### [WORK TO BE COMPLETED]
Your response should consist of the records below, repeated exactly.

(Web page and app entries)
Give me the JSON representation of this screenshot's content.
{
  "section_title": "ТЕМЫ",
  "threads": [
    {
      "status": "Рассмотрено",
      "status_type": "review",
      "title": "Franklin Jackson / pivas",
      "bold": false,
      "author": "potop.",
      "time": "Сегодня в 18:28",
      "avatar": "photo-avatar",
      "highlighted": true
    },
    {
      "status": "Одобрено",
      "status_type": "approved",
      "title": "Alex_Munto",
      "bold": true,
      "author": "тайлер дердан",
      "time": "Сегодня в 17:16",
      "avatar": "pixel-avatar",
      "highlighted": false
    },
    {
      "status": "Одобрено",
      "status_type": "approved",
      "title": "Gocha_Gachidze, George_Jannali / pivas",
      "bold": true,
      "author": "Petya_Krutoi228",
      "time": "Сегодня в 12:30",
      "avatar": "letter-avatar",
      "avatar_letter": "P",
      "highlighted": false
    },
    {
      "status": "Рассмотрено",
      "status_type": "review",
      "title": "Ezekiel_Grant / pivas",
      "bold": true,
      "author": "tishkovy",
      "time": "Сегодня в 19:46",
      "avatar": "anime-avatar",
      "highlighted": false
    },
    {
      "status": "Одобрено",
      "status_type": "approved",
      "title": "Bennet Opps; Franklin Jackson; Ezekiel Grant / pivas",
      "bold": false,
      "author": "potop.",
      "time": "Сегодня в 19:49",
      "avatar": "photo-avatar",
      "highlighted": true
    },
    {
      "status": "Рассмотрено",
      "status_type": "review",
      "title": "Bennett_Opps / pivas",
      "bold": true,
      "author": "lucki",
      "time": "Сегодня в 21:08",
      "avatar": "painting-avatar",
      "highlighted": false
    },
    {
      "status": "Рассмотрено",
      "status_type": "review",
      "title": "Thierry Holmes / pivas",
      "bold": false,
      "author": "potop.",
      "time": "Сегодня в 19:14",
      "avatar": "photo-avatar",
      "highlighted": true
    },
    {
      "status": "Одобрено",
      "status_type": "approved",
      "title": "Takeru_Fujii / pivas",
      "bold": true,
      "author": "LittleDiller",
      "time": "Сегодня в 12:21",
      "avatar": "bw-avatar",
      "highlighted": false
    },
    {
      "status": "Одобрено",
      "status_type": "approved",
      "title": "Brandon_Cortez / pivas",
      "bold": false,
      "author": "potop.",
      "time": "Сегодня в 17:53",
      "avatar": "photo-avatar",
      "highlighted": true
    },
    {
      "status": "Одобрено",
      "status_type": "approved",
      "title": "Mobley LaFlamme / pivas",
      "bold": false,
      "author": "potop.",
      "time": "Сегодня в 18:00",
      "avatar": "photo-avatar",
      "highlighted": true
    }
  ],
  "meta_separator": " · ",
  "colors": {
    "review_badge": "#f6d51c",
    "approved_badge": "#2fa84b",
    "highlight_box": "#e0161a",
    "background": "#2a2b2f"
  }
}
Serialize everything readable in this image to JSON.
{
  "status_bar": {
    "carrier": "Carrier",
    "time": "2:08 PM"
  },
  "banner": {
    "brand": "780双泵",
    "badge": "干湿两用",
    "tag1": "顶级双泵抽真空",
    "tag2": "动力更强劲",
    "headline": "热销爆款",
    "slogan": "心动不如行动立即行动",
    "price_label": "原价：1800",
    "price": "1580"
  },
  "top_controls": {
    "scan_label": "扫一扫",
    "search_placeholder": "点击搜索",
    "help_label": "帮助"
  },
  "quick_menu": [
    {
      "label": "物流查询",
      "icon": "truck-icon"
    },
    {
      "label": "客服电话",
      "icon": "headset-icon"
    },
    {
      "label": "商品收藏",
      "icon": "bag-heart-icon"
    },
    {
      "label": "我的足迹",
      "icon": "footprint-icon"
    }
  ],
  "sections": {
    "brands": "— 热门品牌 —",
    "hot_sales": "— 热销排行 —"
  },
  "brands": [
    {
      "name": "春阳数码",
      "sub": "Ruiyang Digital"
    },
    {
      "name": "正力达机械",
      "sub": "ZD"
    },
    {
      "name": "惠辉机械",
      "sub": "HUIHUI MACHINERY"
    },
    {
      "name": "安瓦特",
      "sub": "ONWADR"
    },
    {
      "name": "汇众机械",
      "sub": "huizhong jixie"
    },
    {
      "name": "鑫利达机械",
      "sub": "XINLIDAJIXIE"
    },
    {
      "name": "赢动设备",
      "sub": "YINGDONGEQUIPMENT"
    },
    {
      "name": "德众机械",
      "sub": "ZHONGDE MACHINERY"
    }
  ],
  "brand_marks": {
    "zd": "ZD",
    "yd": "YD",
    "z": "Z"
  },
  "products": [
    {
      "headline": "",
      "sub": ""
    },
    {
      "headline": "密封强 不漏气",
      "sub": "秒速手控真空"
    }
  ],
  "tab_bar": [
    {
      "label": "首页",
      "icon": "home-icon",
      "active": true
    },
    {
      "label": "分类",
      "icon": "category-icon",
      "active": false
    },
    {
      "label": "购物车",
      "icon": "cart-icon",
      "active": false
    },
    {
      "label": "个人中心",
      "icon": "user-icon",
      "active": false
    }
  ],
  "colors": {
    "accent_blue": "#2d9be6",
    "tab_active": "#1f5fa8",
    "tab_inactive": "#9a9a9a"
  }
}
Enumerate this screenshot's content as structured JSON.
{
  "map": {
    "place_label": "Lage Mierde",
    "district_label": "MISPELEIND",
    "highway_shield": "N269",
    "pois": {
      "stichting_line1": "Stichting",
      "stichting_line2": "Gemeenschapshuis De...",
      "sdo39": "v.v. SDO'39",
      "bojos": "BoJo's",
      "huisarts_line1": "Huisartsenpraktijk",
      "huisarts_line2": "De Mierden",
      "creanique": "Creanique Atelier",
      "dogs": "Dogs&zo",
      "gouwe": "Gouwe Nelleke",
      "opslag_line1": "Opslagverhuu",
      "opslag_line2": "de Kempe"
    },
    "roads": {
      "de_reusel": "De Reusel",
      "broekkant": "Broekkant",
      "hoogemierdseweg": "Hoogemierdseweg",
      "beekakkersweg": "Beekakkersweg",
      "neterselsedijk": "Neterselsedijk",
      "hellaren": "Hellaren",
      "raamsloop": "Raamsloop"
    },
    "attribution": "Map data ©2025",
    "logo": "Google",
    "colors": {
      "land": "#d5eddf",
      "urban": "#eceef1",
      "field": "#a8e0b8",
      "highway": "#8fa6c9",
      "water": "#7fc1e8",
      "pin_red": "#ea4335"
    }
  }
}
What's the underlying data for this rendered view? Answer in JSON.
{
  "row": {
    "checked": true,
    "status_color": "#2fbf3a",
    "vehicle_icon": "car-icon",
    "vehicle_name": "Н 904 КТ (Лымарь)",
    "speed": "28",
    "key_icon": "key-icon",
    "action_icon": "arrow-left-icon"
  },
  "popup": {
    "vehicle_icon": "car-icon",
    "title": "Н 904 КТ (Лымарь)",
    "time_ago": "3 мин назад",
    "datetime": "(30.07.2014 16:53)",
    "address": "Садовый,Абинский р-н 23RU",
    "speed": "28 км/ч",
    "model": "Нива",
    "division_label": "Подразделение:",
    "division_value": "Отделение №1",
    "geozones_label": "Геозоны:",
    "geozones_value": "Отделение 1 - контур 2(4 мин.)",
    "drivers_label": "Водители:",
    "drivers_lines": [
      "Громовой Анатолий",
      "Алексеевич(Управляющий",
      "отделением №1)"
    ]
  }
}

### [YOUR RESPONSE]
Give me the JSON representation of this screenshot's content.
{
  "section_title": "ТЕМЫ",
  "threads": [
    {
      "status": "Рассмотрено",
      "status_type": "review",
      "title": "Franklin Jackson / pivas",
      "bold": false,
      "author": "potop.",
      "time": "Сегодня в 18:28",
      "avatar": "photo-avatar",
      "highlighted": true
    },
    {
      "status": "Одобрено",
      "status_type": "approved",
      "title": "Alex_Munto",
      "bold": true,
      "author": "тайлер дердан",
      "time": "Сегодня в 17:16",
      "avatar": "pixel-avatar",
      "highlighted": false
    },
    {
      "status": "Одобрено",
      "status_type": "approved",
      "title": "Gocha_Gachidze, George_Jannali / pivas",
      "bold": true,
      "author": "Petya_Krutoi228",
      "time": "Сегодня в 12:30",
      "avatar": "letter-avatar",
      "avatar_letter": "P",
      "highlighted": false
    },
    {
      "status": "Рассмотрено",
      "status_type": "review",
      "title": "Ezekiel_Grant / pivas",
      "bold": true,
      "author": "tishkovy",
      "time": "Сегодня в 19:46",
      "avatar": "anime-avatar",
      "highlighted": false
    },
    {
      "status": "Одобрено",
      "status_type": "approved",
      "title": "Bennet Opps; Franklin Jackson; Ezekiel Grant / pivas",
      "bold": false,
      "author": "potop.",
      "time": "Сегодня в 19:49",
      "avatar": "photo-avatar",
      "highlighted": true
    },
    {
      "status": "Рассмотрено",
      "status_type": "review",
      "title": "Bennett_Opps / pivas",
      "bold": true,
      "author": "lucki",
      "time": "Сегодня в 21:08",
      "avatar": "painting-avatar",
      "highlighted": false
    },
    {
      "status": "Рассмотрено",
      "status_type": "review",
      "title": "Thierry Holmes / pivas",
      "bold": false,
      "author": "potop.",
      "time": "Сегодня в 19:14",
      "avatar": "photo-avatar",
      "highlighted": true
    },
    {
      "status": "Одобрено",
      "status_type": "approved",
      "title": "Takeru_Fujii / pivas",
      "bold": true,
      "author": "LittleDiller",
      "time": "Сегодня в 12:21",
      "avatar": "bw-avatar",
      "highlighted": false
    },
    {
      "status": "Одобрено",
      "status_type": "approved",
      "title": "Brandon_Cortez / pivas",
      "bold": false,
      "author": "potop.",
      "time": "Сегодня в 17:53",
      "avatar": "photo-avatar",
      "highlighted": true
    },
    {
      "status": "Одобрено",
      "status_type": "approved",
      "title": "Mobley LaFlamme / pivas",
      "bold": false,
      "author": "potop.",
      "time": "Сегодня в 18:00",
      "avatar": "photo-avatar",
      "highlighted": true
    }
  ],
  "meta_separator": " · ",
  "colors": {
    "review_badge": "#f6d51c",
    "approved_badge": "#2fa84b",
    "highlight_box": "#e0161a",
    "background": "#2a2b2f"
  }
}
Serialize everything readable in this image to JSON.
{
  "status_bar": {
    "carrier": "Carrier",
    "time": "2:08 PM"
  },
  "banner": {
    "brand": "780双泵",
    "badge": "干湿两用",
    "tag1": "顶级双泵抽真空",
    "tag2": "动力更强劲",
    "headline": "热销爆款",
    "slogan": "心动不如行动立即行动",
    "price_label": "原价：1800",
    "price": "1580"
  },
  "top_controls": {
    "scan_label": "扫一扫",
    "search_placeholder": "点击搜索",
    "help_label": "帮助"
  },
  "quick_menu": [
    {
      "label": "物流查询",
      "icon": "truck-icon"
    },
    {
      "label": "客服电话",
      "icon": "headset-icon"
    },
    {
      "label": "商品收藏",
      "icon": "bag-heart-icon"
    },
    {
      "label": "我的足迹",
      "icon": "footprint-icon"
    }
  ],
  "sections": {
    "brands": "— 热门品牌 —",
    "hot_sales": "— 热销排行 —"
  },
  "brands": [
    {
      "name": "春阳数码",
      "sub": "Ruiyang Digital"
    },
    {
      "name": "正力达机械",
      "sub": "ZD"
    },
    {
      "name": "惠辉机械",
      "sub": "HUIHUI MACHINERY"
    },
    {
      "name": "安瓦特",
      "sub": "ONWADR"
    },
    {
      "name": "汇众机械",
      "sub": "huizhong jixie"
    },
    {
      "name": "鑫利达机械",
      "sub": "XINLIDAJIXIE"
    },
    {
      "name": "赢动设备",
      "sub": "YINGDONGEQUIPMENT"
    },
    {
      "name": "德众机械",
      "sub": "ZHONGDE MACHINERY"
    }
  ],
  "brand_marks": {
    "zd": "ZD",
    "yd": "YD",
    "z": "Z"
  },
  "products": [
    {
      "headline": "",
      "sub": ""
    },
    {
      "headline": "密封强 不漏气",
      "sub": "秒速手控真空"
    }
  ],
  "tab_bar": [
    {
      "label": "首页",
      "icon": "home-icon",
      "active": true
    },
    {
      "label": "分类",
      "icon": "category-icon",
      "active": false
    },
    {
      "label": "购物车",
      "icon": "cart-icon",
      "active": false
    },
    {
      "label": "个人中心",
      "icon": "user-icon",
      "active": false
    }
  ],
  "colors": {
    "accent_blue": "#2d9be6",
    "tab_active": "#1f5fa8",
    "tab_inactive": "#9a9a9a"
  }
}
Enumerate this screenshot's content as structured JSON.
{
  "map": {
    "place_label": "Lage Mierde",
    "district_label": "MISPELEIND",
    "highway_shield": "N269",
    "pois": {
      "stichting_line1": "Stichting",
      "stichting_line2": "Gemeenschapshuis De...",
      "sdo39": "v.v. SDO'39",
      "bojos": "BoJo's",
      "huisarts_line1": "Huisartsenpraktijk",
      "huisarts_line2": "De Mierden",
      "creanique": "Creanique Atelier",
      "dogs": "Dogs&zo",
      "gouwe": "Gouwe Nelleke",
      "opslag_line1": "Opslagverhuu",
      "opslag_line2": "de Kempe"
    },
    "roads": {
      "de_reusel": "De Reusel",
      "broekkant": "Broekkant",
      "hoogemierdseweg": "Hoogemierdseweg",
      "beekakkersweg": "Beekakkersweg",
      "neterselsedijk": "Neterselsedijk",
      "hellaren": "Hellaren",
      "raamsloop": "Raamsloop"
    },
    "attribution": "Map data ©2025",
    "logo": "Google",
    "colors": {
      "land": "#d5eddf",
      "urban": "#eceef1",
      "field": "#a8e0b8",
      "highway": "#8fa6c9",
      "water": "#7fc1e8",
      "pin_red": "#ea4335"
    }
  }
}
What's the underlying data for this rendered view? Answer in JSON.
{
  "row": {
    "checked": true,
    "status_color": "#2fbf3a",
    "vehicle_icon": "car-icon",
    "vehicle_name": "Н 904 КТ (Лымарь)",
    "speed": "28",
    "key_icon": "key-icon",
    "action_icon": "arrow-left-icon"
  },
  "popup": {
    "vehicle_icon": "car-icon",
    "title": "Н 904 КТ (Лымарь)",
    "time_ago": "3 мин назад",
    "datetime": "(30.07.2014 16:53)",
    "address": "Садовый,Абинский р-н 23RU",
    "speed": "28 км/ч",
    "model": "Нива",
    "division_label": "Подразделение:",
    "division_value": "Отделение №1",
    "geozones_label": "Геозоны:",
    "geozones_value": "Отделение 1 - контур 2(4 мин.)",
    "drivers_label": "Водители:",
    "drivers_lines": [
      "Громовой Анатолий",
      "Алексеевич(Управляющий",
      "отделением №1)"
    ]
  }
}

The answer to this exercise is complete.